ACTION ITEM: Return a copy of every line in the records that includes the word "EURUSD".
Start of DATASET RECORDS
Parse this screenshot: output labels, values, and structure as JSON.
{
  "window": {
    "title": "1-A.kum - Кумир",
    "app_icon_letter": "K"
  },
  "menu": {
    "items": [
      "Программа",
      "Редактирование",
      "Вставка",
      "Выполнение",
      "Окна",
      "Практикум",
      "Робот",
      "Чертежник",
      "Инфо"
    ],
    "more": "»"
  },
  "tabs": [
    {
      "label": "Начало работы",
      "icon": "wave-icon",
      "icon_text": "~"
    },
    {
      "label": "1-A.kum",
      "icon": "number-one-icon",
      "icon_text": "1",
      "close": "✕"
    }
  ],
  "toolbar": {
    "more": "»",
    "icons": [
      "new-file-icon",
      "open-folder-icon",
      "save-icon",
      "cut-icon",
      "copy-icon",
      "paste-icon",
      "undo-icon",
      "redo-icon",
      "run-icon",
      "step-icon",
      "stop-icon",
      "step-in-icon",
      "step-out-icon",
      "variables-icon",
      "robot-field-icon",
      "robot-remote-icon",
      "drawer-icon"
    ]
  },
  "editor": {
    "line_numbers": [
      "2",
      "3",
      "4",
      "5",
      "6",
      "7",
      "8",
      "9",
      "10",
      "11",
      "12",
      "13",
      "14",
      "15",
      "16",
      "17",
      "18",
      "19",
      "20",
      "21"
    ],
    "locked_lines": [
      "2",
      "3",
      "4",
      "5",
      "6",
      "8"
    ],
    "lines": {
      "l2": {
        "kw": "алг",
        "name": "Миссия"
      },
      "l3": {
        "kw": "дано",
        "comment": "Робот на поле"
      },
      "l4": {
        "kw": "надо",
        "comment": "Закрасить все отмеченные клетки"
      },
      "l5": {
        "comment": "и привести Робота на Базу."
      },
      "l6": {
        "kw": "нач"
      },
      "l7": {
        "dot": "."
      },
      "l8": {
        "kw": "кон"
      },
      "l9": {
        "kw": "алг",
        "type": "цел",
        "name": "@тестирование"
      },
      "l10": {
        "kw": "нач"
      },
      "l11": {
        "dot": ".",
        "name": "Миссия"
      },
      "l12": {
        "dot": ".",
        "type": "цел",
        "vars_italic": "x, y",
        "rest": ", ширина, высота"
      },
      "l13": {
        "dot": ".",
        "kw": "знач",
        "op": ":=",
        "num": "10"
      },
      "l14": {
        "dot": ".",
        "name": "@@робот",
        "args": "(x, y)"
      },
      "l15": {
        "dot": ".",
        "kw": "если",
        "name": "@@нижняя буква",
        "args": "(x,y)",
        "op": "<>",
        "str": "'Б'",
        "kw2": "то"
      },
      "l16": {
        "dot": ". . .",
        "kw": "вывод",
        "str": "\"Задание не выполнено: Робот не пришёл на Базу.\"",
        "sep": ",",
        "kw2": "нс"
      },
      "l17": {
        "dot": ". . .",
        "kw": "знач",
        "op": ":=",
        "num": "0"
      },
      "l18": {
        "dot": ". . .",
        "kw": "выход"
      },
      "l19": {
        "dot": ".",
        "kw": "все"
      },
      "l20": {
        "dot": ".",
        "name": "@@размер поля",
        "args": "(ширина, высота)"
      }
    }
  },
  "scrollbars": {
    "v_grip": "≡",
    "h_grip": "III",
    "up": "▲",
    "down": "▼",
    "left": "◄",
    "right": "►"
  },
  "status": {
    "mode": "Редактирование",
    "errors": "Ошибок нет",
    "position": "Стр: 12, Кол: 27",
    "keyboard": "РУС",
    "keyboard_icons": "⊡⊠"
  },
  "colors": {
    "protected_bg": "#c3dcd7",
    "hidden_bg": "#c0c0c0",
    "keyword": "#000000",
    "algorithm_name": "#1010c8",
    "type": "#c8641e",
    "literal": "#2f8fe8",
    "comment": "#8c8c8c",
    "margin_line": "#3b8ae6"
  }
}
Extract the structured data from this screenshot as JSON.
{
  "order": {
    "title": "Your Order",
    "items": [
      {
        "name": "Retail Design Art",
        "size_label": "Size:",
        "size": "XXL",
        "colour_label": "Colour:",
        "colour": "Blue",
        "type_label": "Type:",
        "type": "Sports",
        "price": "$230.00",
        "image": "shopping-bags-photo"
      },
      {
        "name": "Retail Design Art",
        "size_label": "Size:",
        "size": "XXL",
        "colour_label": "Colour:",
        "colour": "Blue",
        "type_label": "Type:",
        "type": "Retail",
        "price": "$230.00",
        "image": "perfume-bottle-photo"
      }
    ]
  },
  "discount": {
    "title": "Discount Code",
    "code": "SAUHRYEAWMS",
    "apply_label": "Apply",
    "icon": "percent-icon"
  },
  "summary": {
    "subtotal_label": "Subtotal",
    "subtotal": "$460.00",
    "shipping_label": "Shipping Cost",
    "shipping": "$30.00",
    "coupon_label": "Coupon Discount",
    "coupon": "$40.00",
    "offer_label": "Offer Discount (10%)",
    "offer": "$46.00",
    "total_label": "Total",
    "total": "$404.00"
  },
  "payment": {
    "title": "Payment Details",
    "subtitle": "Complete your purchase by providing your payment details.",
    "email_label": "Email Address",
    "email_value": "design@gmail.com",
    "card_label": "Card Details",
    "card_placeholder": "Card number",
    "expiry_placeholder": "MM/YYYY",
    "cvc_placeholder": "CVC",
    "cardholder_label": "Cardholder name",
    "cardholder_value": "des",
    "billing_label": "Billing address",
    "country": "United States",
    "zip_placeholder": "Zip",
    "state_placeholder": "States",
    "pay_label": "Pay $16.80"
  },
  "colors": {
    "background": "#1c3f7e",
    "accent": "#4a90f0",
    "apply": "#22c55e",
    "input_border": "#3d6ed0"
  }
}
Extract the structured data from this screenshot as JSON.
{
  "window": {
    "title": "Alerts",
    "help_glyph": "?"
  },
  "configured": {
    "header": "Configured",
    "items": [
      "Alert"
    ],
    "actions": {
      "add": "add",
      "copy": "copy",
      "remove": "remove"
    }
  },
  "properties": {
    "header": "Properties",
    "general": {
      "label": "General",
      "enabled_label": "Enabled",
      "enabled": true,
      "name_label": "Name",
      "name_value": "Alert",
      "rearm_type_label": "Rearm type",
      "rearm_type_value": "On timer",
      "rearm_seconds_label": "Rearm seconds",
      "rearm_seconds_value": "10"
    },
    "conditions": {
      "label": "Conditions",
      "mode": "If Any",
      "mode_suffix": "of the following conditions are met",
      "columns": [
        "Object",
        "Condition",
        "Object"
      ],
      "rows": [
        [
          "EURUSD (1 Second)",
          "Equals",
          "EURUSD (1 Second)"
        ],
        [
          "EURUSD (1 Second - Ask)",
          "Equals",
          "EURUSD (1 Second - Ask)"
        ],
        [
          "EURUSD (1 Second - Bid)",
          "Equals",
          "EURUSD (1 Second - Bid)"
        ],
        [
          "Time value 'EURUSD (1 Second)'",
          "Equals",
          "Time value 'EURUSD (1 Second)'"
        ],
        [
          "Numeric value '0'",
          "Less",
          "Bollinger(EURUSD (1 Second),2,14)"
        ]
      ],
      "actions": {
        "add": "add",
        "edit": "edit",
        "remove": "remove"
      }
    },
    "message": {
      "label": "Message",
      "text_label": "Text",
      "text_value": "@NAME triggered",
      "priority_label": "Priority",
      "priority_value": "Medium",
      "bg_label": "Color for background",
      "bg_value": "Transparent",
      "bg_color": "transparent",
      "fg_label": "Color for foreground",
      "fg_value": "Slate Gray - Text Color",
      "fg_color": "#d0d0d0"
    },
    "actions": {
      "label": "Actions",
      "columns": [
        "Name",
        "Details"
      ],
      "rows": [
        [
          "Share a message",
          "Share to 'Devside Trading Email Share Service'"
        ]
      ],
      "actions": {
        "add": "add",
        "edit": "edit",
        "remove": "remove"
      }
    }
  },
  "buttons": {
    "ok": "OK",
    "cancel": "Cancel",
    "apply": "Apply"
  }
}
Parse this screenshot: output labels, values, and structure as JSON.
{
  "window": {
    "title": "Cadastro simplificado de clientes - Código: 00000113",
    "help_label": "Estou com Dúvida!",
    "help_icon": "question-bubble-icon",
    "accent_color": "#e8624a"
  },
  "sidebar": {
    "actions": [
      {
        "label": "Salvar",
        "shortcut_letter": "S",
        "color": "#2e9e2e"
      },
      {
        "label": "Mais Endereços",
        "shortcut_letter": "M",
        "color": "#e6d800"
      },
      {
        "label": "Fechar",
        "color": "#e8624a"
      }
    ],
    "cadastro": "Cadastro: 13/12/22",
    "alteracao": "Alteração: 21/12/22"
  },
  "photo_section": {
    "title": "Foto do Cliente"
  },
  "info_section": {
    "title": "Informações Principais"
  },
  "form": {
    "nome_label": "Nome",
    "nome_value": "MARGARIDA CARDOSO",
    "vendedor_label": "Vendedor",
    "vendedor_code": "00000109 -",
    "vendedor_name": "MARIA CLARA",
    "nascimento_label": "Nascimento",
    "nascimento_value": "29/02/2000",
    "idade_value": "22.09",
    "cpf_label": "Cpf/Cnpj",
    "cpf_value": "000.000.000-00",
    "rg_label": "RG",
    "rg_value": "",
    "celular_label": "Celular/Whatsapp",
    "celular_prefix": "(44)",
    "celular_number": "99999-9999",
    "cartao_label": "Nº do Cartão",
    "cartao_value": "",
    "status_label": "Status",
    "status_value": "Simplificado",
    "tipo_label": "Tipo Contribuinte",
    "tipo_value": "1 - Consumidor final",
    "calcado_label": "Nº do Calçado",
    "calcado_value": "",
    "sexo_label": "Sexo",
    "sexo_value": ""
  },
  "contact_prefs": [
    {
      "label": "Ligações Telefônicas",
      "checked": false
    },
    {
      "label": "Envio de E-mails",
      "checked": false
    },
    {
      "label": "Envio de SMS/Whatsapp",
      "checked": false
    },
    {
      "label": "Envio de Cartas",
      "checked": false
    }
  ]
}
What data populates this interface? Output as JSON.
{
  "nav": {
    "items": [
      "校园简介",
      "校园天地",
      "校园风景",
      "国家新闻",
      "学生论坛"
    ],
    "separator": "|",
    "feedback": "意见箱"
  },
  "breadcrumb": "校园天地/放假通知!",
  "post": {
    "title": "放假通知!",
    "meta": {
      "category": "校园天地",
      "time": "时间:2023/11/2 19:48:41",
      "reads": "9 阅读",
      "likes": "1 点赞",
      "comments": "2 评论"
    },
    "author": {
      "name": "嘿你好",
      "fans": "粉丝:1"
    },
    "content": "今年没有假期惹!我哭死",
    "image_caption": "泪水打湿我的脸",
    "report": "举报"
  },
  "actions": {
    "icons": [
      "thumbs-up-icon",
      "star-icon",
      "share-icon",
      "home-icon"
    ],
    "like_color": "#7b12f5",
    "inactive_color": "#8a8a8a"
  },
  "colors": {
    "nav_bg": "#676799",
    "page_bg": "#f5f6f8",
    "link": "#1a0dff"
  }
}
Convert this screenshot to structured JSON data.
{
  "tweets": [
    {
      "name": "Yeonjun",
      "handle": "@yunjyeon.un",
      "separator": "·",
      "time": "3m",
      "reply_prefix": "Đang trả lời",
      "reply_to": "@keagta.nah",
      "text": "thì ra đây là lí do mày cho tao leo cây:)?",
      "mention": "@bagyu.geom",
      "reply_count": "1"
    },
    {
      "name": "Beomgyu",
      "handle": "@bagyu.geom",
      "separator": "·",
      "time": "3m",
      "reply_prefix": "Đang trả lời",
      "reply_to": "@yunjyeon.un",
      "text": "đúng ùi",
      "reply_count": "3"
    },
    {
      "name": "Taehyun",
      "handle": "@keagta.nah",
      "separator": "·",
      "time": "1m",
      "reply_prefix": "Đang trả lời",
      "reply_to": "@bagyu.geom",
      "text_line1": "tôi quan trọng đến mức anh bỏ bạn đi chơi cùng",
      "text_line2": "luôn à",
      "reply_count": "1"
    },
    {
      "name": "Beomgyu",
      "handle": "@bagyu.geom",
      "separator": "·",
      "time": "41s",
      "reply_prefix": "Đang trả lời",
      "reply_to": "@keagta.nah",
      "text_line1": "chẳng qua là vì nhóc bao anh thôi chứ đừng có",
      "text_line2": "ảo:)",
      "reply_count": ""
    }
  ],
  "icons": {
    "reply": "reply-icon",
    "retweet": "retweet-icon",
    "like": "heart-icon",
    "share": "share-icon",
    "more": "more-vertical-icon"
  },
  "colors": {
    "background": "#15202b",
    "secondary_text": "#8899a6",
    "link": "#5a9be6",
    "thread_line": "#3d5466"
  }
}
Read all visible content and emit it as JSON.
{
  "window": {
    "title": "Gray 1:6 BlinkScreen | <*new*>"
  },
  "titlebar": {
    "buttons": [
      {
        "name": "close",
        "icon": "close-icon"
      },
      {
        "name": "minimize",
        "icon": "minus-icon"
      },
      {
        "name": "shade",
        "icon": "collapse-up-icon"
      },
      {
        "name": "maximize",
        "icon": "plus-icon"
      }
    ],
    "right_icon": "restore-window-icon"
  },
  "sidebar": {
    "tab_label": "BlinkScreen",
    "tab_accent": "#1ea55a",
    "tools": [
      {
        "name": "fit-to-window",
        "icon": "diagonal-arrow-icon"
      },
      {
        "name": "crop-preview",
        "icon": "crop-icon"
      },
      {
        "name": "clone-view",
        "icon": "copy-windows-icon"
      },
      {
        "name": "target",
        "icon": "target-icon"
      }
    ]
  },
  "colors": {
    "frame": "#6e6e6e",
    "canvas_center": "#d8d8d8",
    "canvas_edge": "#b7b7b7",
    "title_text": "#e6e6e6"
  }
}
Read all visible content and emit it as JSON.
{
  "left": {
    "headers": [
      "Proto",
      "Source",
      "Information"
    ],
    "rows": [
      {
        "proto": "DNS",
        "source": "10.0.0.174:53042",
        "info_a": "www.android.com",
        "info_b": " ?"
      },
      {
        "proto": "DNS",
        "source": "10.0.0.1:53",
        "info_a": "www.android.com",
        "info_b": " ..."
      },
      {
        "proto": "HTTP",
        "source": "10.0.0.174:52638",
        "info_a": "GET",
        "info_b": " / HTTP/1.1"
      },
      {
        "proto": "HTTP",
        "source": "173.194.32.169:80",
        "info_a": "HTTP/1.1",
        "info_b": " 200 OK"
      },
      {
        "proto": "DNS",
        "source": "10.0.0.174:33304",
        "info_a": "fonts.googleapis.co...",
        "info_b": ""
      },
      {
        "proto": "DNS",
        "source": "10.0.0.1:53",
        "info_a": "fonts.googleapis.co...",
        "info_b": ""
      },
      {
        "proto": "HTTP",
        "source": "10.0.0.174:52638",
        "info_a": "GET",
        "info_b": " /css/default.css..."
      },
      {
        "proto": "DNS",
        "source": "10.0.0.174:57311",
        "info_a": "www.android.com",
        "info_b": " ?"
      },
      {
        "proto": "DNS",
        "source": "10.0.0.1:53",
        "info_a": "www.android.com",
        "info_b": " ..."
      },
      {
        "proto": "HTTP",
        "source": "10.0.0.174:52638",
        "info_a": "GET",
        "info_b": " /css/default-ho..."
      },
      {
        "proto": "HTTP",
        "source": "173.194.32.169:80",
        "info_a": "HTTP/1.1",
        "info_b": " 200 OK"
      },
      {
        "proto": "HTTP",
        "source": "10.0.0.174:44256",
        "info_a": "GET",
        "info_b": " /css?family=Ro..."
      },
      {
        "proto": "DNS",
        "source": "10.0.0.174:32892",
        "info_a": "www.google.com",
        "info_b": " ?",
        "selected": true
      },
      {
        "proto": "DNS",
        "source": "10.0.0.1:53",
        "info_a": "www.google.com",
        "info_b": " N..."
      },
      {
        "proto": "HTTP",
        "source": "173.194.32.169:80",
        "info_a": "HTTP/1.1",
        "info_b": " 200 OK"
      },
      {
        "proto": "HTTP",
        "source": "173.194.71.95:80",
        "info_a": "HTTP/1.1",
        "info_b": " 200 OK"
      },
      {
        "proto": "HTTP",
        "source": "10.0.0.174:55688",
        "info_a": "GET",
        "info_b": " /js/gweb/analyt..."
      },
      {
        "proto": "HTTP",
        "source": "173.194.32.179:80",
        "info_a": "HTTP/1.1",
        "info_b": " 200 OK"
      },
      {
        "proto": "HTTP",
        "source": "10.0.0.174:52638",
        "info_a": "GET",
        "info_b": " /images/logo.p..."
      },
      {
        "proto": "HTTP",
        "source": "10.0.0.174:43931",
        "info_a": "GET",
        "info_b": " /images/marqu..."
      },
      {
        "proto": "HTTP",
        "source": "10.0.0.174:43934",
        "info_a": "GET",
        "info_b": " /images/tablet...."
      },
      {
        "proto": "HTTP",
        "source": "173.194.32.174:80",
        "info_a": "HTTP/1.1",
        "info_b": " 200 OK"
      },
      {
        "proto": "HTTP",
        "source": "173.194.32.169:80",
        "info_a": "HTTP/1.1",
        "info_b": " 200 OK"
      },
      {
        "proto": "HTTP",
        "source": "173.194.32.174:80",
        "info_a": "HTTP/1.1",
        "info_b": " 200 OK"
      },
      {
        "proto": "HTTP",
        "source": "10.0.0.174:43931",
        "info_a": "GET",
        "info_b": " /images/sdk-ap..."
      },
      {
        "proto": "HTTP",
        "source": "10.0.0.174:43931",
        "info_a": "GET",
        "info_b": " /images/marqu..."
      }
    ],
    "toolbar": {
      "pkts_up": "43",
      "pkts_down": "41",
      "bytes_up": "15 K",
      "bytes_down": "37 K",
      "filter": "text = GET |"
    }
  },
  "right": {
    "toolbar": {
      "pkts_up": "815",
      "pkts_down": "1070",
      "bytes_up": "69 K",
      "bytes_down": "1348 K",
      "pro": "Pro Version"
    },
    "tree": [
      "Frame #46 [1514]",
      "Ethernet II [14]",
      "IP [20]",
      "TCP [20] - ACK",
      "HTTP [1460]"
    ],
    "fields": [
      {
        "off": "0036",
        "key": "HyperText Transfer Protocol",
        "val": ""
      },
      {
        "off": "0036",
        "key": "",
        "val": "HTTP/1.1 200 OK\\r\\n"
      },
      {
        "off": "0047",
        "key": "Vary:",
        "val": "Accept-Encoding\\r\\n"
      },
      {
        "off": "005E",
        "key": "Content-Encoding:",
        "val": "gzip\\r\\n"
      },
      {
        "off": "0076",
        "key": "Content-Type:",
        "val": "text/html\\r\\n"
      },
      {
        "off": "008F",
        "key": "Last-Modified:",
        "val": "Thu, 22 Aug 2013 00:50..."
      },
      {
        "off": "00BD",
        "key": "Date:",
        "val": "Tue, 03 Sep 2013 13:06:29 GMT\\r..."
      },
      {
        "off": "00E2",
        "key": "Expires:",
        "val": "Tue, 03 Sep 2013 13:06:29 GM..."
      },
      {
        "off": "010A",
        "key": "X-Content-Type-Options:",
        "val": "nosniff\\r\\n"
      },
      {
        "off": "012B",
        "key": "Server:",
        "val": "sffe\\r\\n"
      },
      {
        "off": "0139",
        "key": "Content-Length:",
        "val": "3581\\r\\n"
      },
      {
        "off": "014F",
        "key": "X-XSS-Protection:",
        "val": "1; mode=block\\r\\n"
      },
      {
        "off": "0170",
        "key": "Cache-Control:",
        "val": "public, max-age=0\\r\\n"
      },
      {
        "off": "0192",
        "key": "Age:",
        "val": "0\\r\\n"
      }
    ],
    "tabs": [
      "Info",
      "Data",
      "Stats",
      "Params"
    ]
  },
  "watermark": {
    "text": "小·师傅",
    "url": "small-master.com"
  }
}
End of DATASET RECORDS
PROBLEM SOLUTION:
          "EURUSD (1 Second)",
          "EURUSD (1 Second)"
          "EURUSD (1 Second - Ask)",
          "EURUSD (1 Second - Ask)"
          "EURUSD (1 Second - Bid)",
          "EURUSD (1 Second - Bid)"
          "Time value 'EURUSD (1 Second)'",
          "Time value 'EURUSD (1 Second)'"
          "Bollinger(EURUSD (1 Second),2,14)"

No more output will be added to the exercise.